In a pre-qualification, lenders will ask how much you owe and how much you pay per month in debts. They will use this information to determine debt ratios and make sure you have enough funds to close the transaction. Oftentimes, they will write a pre-qualification letter that you might be able to use when making offers. However, the letter is akin to Swiss cheese, as it leaves the lender with lots of outs as financials have not yet been verified. “Qualified” refers to the fact that the loan amount is conditional upon verification of initially disclosed information.
Since pre-qualification provides a rough overview, it does not guarantee loan commitment. For this reason, serious buyers often opt to seek pre-approval instead of pre-qualification.
When you start this process, be prepared to provide your:
- W-2s and 1040s for the past two years
- Year-to-date pay stubs
- Profit & Loss (P&L) statements for business owners
- Bank and investment statements
Once you submit a loan application and give permission, lenders will pull a credit report that will be a large part of their decision-making process. After all, how you have paid your obligations in the past is the best indicator of how you will pay them going forward. Then, they will determine how much you qualify for based on credit, debt ratios and assets available to pay down payment, closing costs while maintaining reserves. FICO scores will also help determine eligibility for certain loan programs.
Keep in mind that lenders are looking at current salary or hourly pay as well as consistency of income. Don’t be surprised if up-trending commissions, bonuses and other variable types of income are averaged over two years. Conversely, down-trending variable income will trigger questions about the viability of such income going forward.

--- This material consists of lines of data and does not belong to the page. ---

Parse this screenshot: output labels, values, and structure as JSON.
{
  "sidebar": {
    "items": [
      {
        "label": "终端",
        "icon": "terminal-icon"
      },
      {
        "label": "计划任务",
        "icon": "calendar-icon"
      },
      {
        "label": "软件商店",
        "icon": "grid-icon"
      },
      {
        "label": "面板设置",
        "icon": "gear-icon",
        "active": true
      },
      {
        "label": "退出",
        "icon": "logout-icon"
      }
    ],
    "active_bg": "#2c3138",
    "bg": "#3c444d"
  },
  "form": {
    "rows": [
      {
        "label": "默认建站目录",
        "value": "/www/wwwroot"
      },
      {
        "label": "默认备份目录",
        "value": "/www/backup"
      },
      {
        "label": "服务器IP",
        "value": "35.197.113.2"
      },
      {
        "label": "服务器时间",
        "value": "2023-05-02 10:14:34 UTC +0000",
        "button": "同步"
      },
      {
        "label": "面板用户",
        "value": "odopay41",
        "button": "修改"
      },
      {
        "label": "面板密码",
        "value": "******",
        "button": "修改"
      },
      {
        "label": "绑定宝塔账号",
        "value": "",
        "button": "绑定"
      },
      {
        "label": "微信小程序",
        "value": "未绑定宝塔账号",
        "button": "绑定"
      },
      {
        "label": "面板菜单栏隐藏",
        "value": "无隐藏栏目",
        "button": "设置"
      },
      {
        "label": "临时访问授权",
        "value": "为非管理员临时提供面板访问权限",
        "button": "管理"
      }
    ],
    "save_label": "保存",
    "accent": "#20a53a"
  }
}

Preapproval will give you an edge when making an offer, since associated purchases are not contingent on loan approval. This is important in a seller’s market, which is where the Redlands’ market is currently positioned. Assuming all goes well, the lender will issue a Pre-Approval Commitment Letter, which the buyer can include in any written offers. Since we work closely with lenders and brokers, your first call should be to the office of Candace Cantu McGloin who is excellent at matching lenders and buyers.
After pre-approval, the final stage of the mortgage process is the commitment of an ironclad loan. A lender will re-underwrite your loan after receiving information about the house you want to purchase and the amount of financing required. Price is just one aspect that lenders consider.

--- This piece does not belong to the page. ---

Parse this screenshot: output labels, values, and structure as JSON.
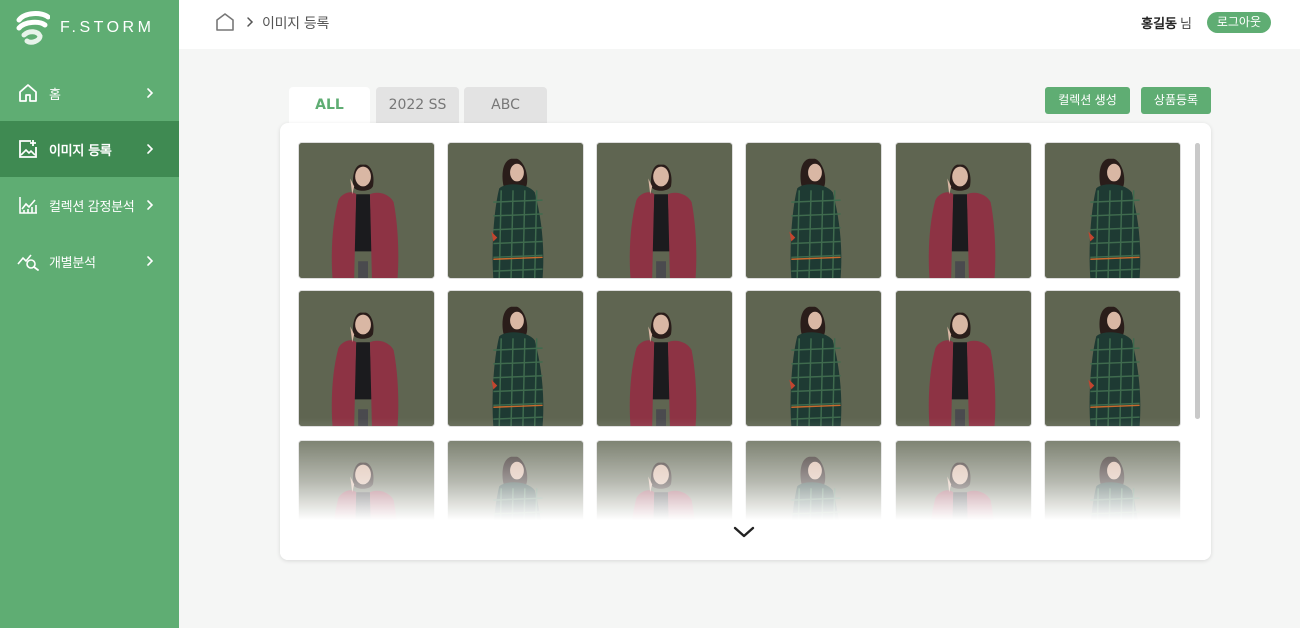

Other steps in the mortgage approval process:
- Appraisal of the property (The property’s appraised value must come in at the same or higher than the agreed upon sales price.)
- Title search
- Updated credit report and financial documents
- Proof of homeowners’ insurance. In some areas, flood insurance may also be required.
As soon as you have successfully navigated your way through the phases of the mortgage process and all the criteria has been met, you will be well on your way to a closing date and signing paperwork to purchase your home.
When it comes time to buy or sell a house or condo in Redlands, call Keller Williams Realtor Candace Cantu McGloin. She is qualified and willing to help home buyers and sellers across Southern California. Specializing in the cities of Redlands, Highland, Yucaipa, Grand Terrace, and Loma Linda Candace has done transactions both on the buying and selling side throughout Southern California. To learn more about real estate in Redlands or the Inland Empire or to list your home, call Candace directly at (951) 201-2443.